▶ HOW TO COMPLETE THIS TASK: Where a line of the data holds the word "shapes", copy that line.

[[ RECORDED INFORMATION, beginning ]]

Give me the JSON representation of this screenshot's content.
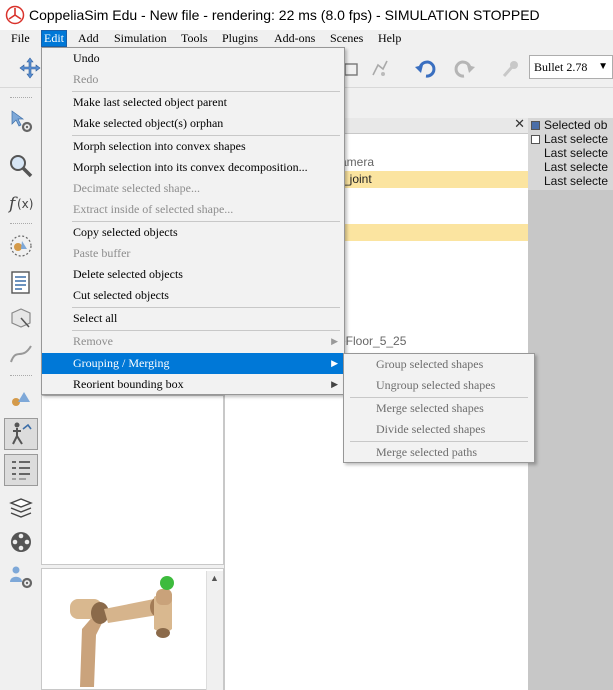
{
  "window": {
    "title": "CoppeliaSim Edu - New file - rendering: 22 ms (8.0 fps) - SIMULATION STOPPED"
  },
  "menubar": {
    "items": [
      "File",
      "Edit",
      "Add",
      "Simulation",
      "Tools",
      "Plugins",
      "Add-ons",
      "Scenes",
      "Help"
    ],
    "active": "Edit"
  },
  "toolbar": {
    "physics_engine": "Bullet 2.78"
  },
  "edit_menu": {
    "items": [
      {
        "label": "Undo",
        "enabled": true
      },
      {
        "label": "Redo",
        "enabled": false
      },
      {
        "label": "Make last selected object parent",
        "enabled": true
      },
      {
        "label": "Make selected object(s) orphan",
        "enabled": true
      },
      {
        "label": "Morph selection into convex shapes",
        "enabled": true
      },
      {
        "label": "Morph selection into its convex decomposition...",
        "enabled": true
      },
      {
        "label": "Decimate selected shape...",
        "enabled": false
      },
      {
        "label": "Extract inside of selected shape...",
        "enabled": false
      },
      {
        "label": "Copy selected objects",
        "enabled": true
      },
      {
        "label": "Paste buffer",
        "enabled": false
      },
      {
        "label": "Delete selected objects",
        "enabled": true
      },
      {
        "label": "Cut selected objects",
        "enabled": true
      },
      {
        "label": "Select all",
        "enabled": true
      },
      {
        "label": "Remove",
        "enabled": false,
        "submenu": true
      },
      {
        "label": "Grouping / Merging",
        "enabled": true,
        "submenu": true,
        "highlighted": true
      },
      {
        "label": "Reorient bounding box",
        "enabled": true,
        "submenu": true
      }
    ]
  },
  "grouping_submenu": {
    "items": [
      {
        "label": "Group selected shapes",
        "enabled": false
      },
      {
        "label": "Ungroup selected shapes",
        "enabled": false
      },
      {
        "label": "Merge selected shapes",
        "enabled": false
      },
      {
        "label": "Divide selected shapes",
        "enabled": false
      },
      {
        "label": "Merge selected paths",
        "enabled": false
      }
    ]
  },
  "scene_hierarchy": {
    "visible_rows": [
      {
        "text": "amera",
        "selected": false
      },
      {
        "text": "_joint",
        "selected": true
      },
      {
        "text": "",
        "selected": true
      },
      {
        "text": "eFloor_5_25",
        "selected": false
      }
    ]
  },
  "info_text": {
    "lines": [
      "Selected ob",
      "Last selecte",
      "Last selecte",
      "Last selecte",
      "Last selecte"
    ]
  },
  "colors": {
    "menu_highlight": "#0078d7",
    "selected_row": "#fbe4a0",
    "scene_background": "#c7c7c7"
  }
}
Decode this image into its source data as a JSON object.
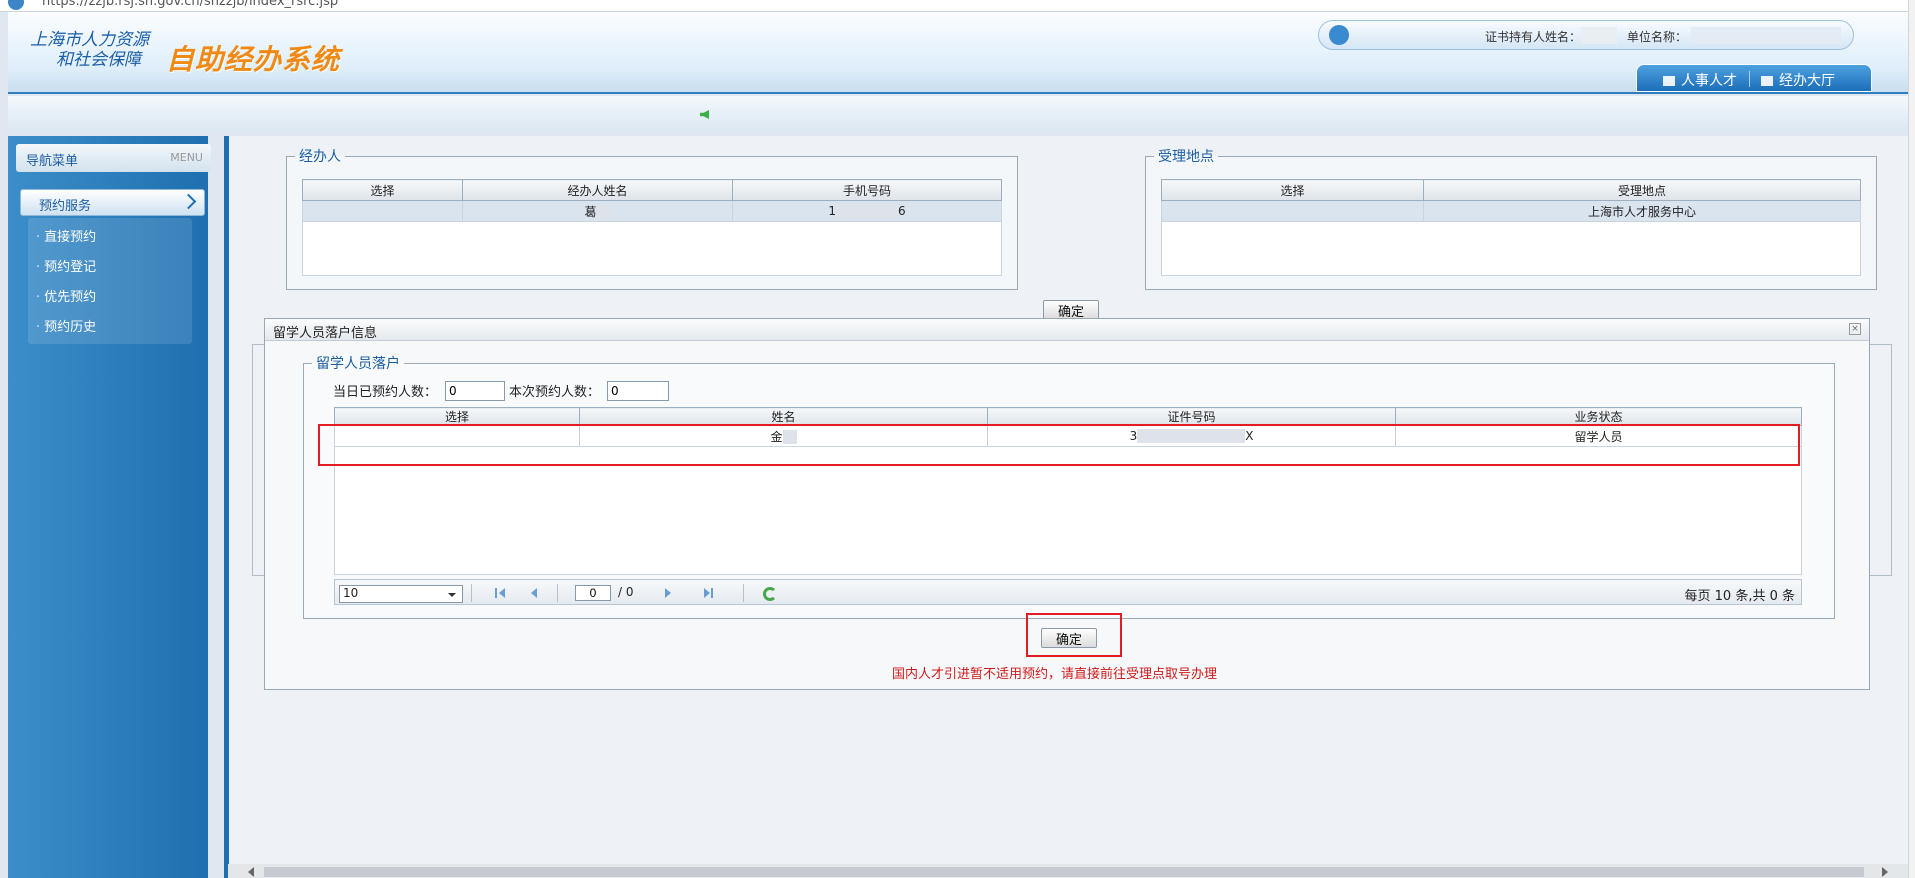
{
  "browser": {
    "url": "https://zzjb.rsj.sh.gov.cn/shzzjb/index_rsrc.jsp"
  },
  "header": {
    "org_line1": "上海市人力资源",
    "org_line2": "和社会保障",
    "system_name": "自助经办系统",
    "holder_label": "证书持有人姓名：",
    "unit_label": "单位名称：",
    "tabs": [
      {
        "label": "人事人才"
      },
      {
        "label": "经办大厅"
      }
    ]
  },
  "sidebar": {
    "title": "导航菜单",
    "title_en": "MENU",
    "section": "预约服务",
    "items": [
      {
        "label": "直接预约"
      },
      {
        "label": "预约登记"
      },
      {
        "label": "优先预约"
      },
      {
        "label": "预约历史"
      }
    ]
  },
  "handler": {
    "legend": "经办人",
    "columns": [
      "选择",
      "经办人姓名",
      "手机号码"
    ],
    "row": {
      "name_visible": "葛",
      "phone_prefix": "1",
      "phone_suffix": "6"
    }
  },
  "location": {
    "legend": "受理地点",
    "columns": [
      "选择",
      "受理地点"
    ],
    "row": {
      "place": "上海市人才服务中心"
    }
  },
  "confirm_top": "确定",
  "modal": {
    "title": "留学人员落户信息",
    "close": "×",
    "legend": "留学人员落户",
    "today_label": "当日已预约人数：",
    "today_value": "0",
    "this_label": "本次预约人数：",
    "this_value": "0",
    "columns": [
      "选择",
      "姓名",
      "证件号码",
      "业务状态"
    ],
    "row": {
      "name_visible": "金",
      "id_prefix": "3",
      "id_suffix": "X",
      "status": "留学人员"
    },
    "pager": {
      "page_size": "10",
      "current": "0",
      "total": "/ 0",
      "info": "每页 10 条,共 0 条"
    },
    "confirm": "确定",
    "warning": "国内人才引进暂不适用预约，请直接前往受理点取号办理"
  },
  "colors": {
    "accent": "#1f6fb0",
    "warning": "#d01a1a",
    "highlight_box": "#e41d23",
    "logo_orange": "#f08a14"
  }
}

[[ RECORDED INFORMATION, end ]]
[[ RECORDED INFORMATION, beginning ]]

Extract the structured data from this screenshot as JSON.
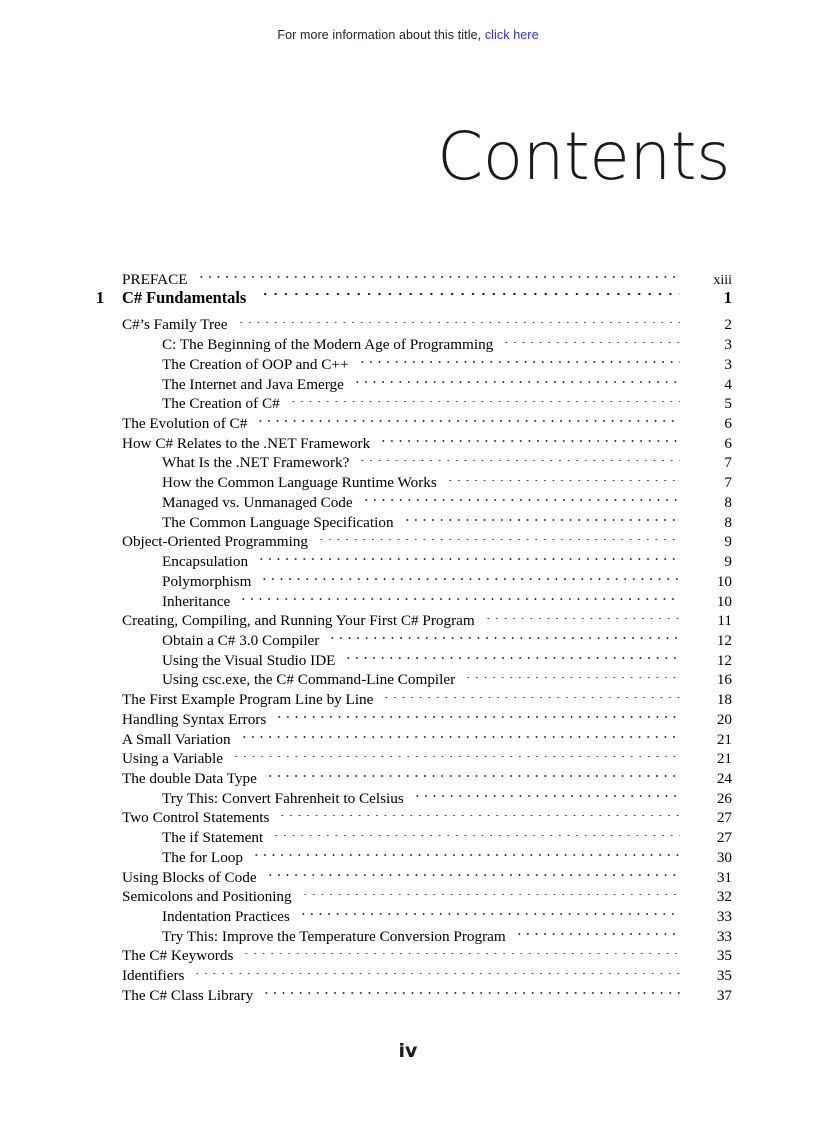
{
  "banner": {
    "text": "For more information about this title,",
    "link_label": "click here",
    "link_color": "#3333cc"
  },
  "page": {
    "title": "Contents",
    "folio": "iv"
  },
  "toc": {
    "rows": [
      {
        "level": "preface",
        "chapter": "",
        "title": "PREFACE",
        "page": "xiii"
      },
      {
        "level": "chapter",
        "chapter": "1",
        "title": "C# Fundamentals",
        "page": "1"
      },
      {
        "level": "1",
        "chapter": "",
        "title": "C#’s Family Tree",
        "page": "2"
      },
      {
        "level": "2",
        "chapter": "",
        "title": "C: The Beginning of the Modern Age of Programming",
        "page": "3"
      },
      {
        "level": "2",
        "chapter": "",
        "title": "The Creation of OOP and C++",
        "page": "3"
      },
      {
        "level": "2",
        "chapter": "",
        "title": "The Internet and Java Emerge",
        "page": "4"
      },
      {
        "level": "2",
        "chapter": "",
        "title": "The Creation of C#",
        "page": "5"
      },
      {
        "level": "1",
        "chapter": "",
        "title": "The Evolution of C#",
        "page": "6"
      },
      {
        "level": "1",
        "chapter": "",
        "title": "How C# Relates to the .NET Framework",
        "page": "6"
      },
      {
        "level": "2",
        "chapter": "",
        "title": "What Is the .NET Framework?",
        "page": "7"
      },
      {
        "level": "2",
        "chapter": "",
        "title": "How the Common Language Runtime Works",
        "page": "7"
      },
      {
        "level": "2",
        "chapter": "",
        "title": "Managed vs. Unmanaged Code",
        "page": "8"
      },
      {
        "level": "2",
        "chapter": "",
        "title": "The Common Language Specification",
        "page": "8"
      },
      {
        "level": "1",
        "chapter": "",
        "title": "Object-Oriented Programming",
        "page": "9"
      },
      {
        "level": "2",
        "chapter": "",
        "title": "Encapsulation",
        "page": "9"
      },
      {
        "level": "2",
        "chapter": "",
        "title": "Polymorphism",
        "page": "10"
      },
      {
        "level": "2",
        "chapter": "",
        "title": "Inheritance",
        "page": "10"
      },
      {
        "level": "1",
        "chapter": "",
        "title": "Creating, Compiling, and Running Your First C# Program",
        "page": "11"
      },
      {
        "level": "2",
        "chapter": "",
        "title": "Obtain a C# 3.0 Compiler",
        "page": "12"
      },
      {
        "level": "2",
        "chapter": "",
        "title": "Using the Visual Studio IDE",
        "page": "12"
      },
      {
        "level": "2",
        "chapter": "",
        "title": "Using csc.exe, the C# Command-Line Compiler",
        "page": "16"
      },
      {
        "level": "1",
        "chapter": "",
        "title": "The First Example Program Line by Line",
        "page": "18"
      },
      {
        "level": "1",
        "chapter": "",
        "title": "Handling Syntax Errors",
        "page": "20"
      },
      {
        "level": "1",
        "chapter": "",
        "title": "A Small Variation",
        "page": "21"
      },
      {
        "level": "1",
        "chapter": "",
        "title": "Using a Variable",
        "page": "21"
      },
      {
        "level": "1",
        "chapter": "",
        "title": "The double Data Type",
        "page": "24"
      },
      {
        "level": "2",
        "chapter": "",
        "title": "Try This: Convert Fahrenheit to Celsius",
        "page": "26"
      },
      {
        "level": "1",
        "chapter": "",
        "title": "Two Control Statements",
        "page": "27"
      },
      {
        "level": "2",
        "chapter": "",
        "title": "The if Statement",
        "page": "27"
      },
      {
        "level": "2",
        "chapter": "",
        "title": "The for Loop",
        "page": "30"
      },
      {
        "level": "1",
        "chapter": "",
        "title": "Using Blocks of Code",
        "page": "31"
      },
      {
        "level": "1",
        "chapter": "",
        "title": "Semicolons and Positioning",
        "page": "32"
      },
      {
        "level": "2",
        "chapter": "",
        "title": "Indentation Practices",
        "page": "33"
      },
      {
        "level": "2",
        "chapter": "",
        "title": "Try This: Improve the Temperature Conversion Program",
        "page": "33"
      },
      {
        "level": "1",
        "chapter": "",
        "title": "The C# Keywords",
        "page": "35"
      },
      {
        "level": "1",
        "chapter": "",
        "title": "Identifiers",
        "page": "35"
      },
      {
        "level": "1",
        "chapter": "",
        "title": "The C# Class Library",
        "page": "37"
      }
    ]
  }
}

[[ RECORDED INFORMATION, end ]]

▶ RESULT FOR THIS TASK:
        "label": "Morph selection into convex shapes",
        "label": "Group selected shapes",
        "label": "Ungroup selected shapes",
        "label": "Merge selected shapes",
        "label": "Divide selected shapes",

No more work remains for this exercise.